▶ TASK TO COMPLETE
Take each line from the entries that holds "codigo" and copy it out.

▶ MATERIALS PROVIDED
★ ★ ★ ★ ★ ★ ★
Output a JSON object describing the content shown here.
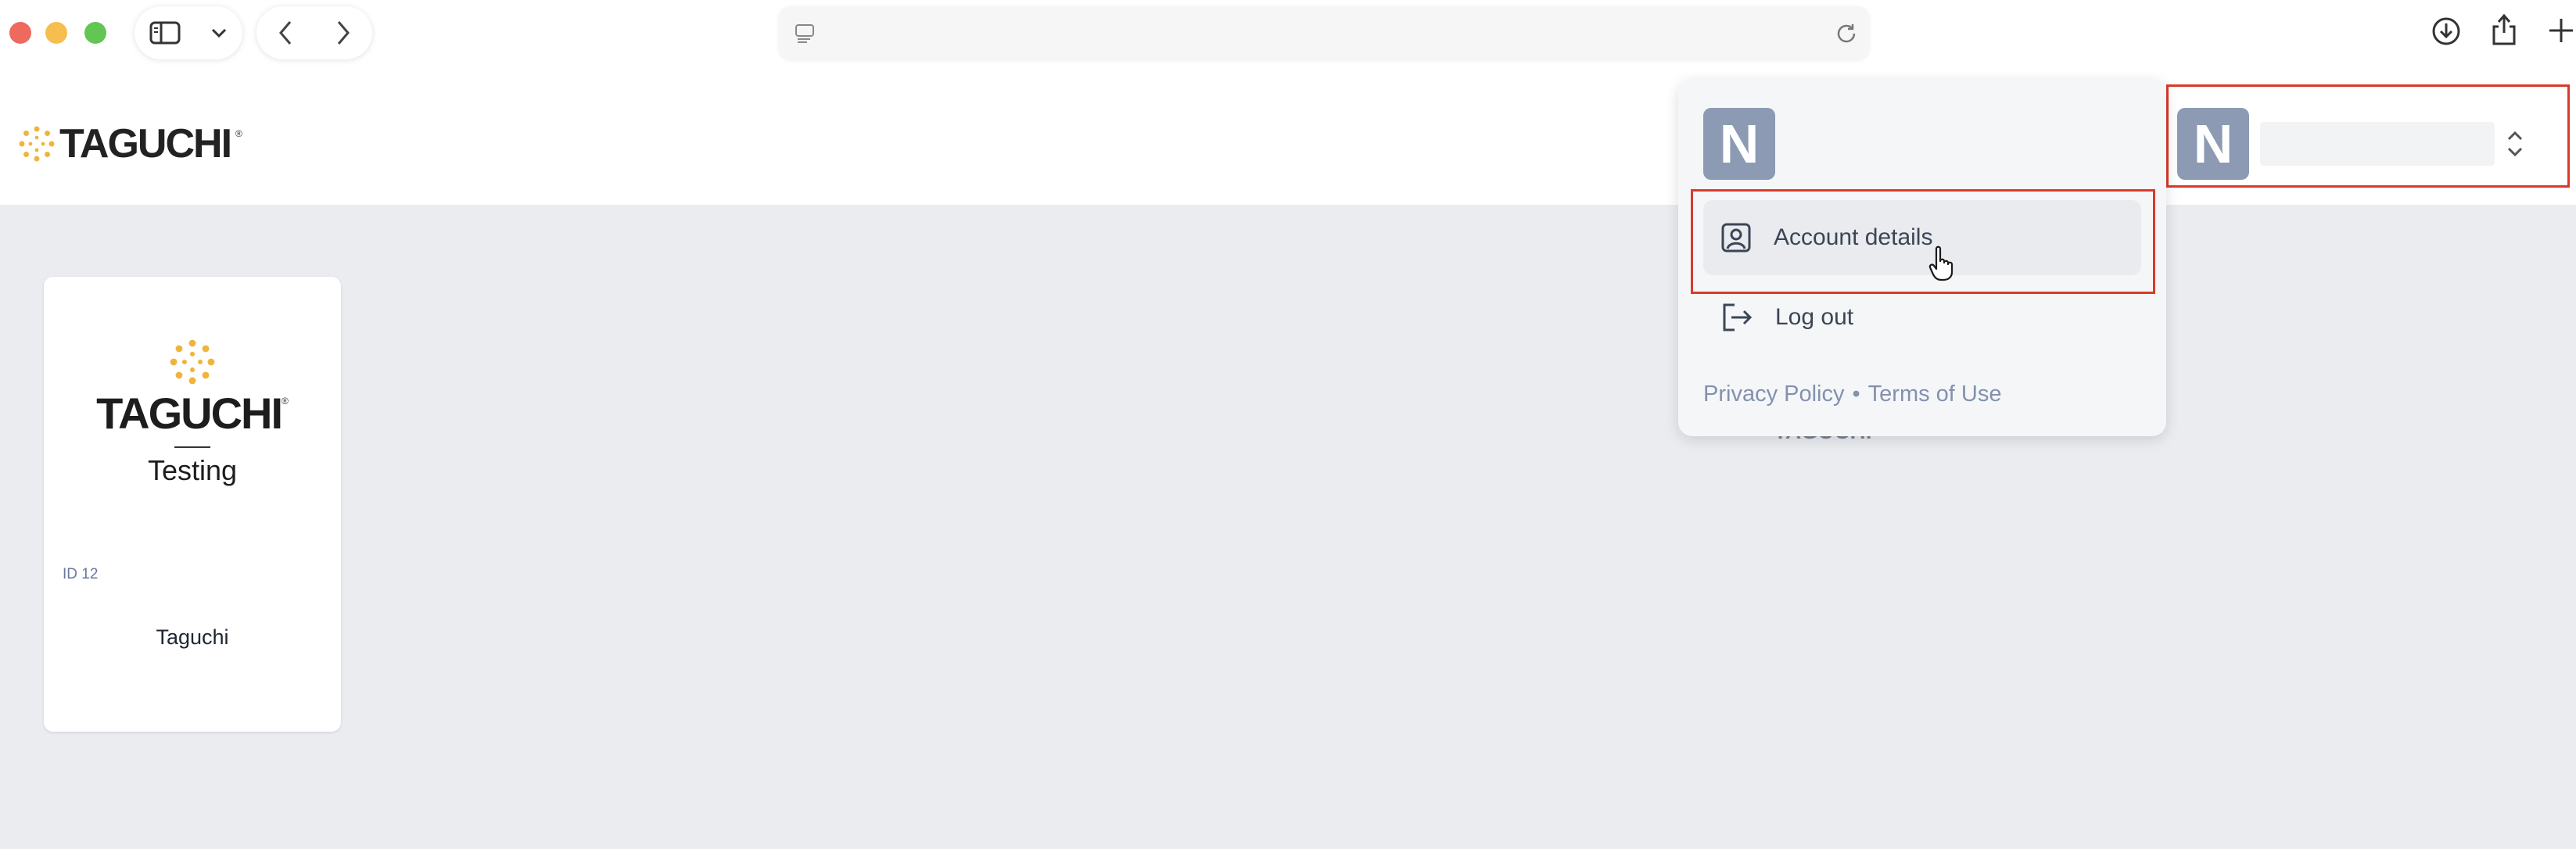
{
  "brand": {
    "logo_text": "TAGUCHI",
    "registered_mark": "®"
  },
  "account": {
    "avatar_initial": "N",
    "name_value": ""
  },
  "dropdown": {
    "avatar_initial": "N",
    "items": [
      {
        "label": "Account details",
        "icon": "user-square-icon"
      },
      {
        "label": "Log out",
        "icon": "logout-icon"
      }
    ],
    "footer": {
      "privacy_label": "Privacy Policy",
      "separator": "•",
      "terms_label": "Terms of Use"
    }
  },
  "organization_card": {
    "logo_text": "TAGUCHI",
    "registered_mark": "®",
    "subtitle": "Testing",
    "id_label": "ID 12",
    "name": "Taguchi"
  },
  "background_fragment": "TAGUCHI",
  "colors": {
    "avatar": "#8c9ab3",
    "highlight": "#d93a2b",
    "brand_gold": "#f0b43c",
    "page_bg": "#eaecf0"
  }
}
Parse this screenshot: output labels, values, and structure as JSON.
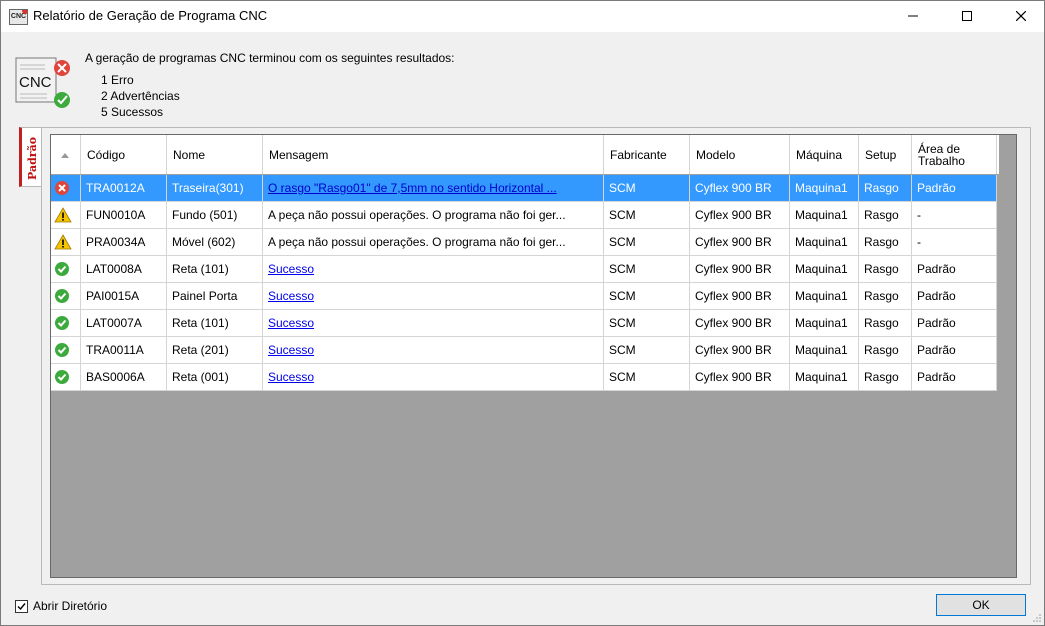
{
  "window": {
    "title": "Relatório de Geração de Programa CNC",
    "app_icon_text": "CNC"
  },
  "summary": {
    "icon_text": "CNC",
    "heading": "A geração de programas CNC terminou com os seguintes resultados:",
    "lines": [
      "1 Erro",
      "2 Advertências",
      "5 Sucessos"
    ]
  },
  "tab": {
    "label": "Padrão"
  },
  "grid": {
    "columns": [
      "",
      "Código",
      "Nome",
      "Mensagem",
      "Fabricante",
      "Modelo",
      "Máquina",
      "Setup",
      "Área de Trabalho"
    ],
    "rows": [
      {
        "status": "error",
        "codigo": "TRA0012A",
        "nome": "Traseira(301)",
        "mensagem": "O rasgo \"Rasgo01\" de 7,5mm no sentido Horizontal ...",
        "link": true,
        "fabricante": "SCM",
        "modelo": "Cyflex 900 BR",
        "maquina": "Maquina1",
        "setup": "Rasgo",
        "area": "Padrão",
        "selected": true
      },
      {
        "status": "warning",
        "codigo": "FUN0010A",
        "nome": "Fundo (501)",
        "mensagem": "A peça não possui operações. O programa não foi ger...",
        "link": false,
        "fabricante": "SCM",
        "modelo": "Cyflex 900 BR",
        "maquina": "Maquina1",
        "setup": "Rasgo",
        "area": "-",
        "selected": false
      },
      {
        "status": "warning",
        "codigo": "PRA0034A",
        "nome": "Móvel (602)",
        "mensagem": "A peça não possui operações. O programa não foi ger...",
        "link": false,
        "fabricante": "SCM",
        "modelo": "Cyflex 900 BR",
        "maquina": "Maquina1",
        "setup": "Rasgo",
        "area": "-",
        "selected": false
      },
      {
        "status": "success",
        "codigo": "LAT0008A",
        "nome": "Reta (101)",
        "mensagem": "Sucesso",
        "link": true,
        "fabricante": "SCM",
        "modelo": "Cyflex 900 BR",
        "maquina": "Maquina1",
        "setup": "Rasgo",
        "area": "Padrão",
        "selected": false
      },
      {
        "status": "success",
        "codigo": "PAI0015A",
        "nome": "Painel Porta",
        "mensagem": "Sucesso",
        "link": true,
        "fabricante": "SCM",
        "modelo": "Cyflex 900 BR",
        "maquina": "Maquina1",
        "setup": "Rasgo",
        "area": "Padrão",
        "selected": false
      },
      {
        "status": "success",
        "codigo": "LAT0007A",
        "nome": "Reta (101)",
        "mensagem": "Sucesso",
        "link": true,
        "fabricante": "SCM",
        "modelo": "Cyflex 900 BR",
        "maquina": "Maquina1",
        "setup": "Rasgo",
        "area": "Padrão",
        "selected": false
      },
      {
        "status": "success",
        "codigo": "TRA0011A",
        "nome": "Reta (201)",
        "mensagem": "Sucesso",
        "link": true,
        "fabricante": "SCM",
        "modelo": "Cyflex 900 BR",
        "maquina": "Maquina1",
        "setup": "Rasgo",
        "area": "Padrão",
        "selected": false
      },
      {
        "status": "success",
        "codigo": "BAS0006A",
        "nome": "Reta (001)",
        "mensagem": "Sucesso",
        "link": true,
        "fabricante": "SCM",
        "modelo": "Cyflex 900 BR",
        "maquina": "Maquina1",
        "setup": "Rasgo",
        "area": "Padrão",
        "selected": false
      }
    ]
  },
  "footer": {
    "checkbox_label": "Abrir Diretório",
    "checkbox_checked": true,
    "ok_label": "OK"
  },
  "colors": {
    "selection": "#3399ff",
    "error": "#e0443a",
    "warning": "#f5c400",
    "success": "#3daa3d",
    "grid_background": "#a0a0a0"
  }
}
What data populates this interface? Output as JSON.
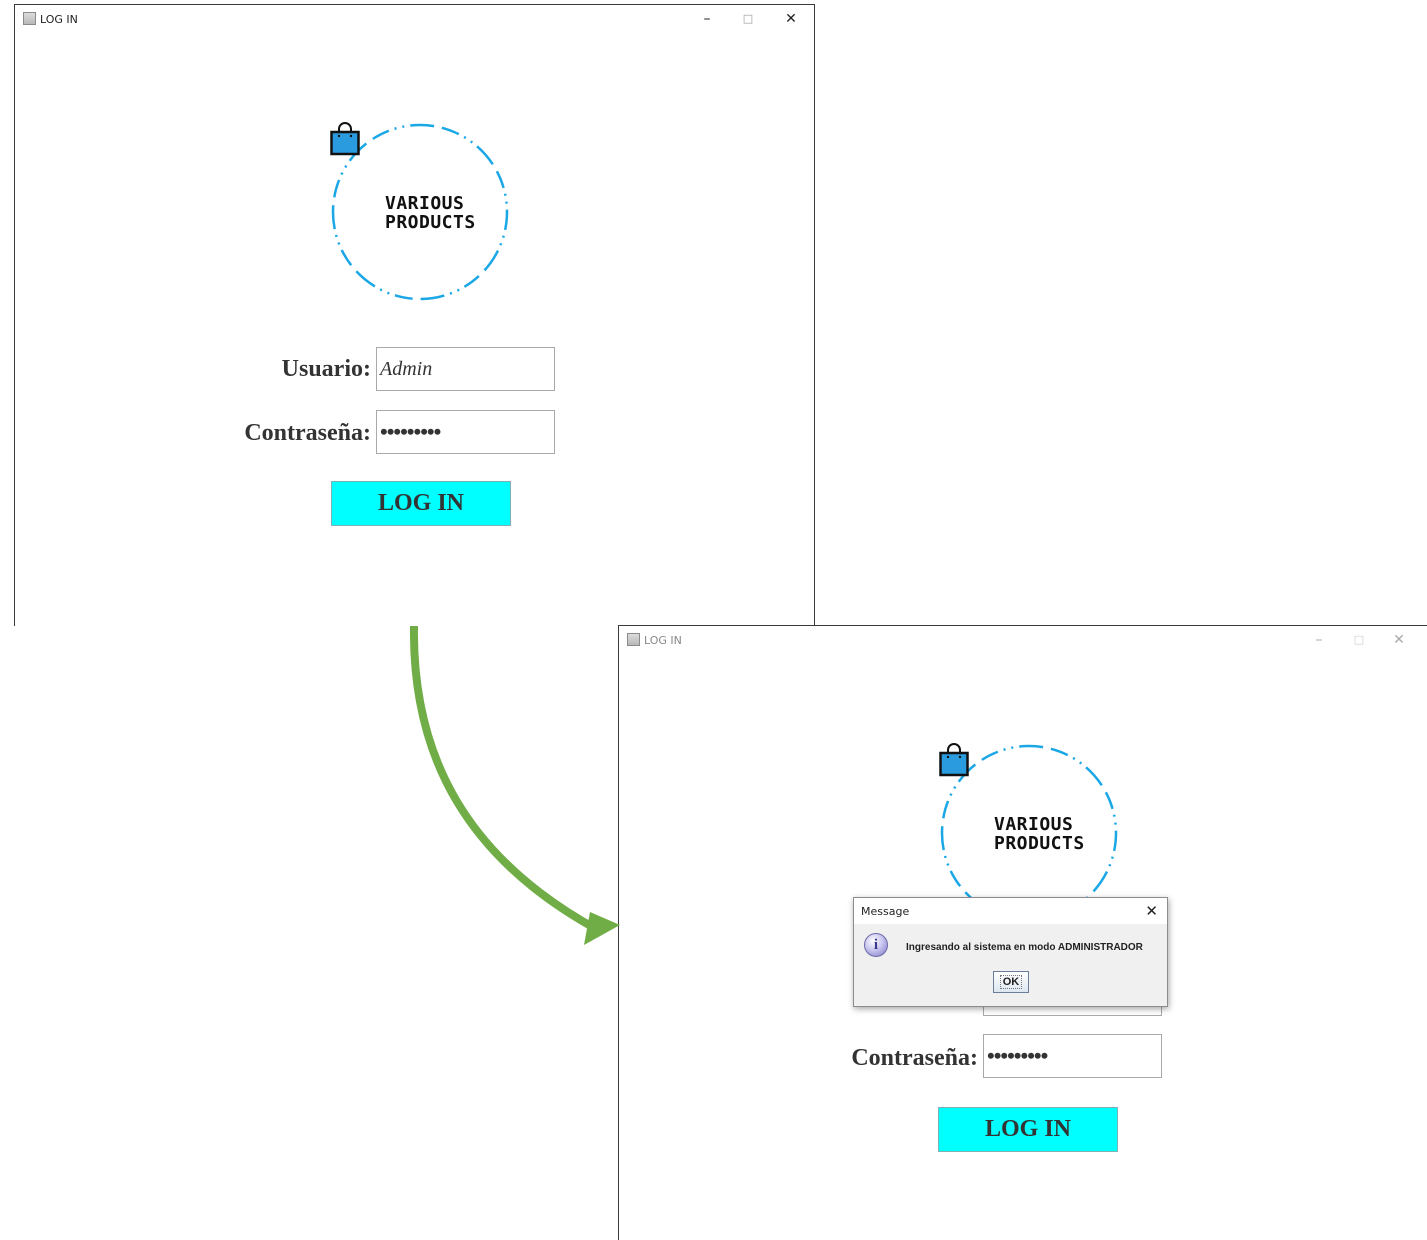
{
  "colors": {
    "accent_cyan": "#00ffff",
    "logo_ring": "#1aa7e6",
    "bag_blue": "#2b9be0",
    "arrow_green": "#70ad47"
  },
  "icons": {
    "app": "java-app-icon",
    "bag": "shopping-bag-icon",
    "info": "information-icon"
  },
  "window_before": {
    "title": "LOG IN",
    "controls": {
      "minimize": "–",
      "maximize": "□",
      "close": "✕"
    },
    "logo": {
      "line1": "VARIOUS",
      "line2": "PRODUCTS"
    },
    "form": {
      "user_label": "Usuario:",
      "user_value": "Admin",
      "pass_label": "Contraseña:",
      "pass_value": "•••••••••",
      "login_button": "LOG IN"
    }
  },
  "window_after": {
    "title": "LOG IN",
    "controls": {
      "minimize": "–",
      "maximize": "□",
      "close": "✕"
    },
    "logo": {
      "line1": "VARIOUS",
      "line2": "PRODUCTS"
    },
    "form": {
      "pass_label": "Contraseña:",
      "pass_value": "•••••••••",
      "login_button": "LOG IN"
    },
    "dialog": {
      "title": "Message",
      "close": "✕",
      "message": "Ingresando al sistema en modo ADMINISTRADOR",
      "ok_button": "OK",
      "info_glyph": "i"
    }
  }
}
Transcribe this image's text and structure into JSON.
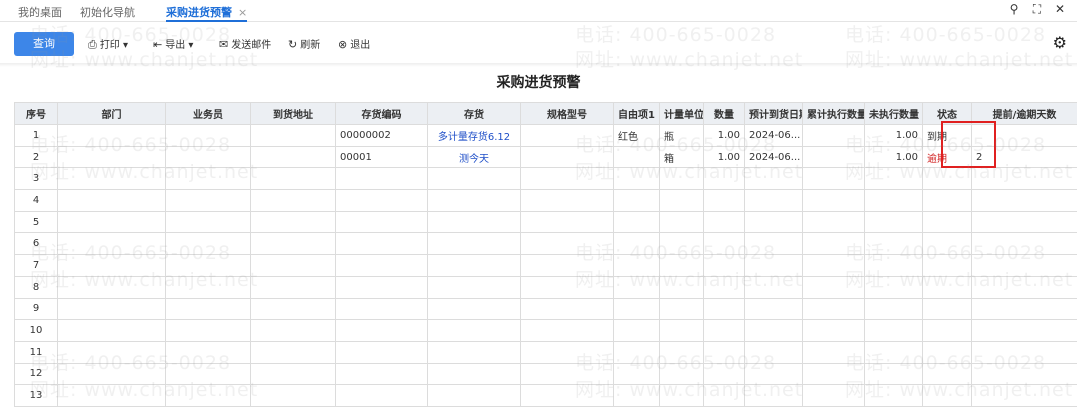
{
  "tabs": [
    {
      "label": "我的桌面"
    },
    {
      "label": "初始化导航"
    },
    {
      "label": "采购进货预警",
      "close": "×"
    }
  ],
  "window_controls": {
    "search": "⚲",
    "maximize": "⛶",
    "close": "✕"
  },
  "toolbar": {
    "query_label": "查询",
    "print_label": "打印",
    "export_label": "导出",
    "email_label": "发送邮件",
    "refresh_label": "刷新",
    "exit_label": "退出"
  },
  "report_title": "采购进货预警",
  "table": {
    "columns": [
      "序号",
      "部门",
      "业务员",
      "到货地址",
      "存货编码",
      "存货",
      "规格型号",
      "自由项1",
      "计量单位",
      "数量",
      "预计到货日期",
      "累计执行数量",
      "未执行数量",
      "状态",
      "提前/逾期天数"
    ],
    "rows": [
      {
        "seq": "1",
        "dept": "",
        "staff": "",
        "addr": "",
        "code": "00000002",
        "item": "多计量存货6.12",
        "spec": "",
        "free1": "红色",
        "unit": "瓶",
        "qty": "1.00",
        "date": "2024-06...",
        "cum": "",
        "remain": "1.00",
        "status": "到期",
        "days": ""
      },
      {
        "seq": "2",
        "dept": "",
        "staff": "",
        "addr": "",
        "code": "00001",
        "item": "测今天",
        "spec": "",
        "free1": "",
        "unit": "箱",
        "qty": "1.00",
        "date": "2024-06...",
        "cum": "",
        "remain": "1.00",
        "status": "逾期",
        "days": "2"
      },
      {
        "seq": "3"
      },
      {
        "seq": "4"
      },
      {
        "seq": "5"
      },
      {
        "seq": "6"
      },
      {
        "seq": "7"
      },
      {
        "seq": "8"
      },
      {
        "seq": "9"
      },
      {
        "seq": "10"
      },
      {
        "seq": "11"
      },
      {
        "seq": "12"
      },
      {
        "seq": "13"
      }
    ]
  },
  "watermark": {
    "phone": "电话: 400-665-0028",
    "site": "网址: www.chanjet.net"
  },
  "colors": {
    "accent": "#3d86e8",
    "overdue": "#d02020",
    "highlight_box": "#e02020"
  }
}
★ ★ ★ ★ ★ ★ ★
▶ EXERCISE OUTPUT
        "codigo": "TRA0012A",
        "codigo": "FUN0010A",
        "codigo": "PRA0034A",
        "codigo": "LAT0008A",
        "codigo": "PAI0015A",
        "codigo": "LAT0007A",
        "codigo": "TRA0011A",
        "codigo": "BAS0006A",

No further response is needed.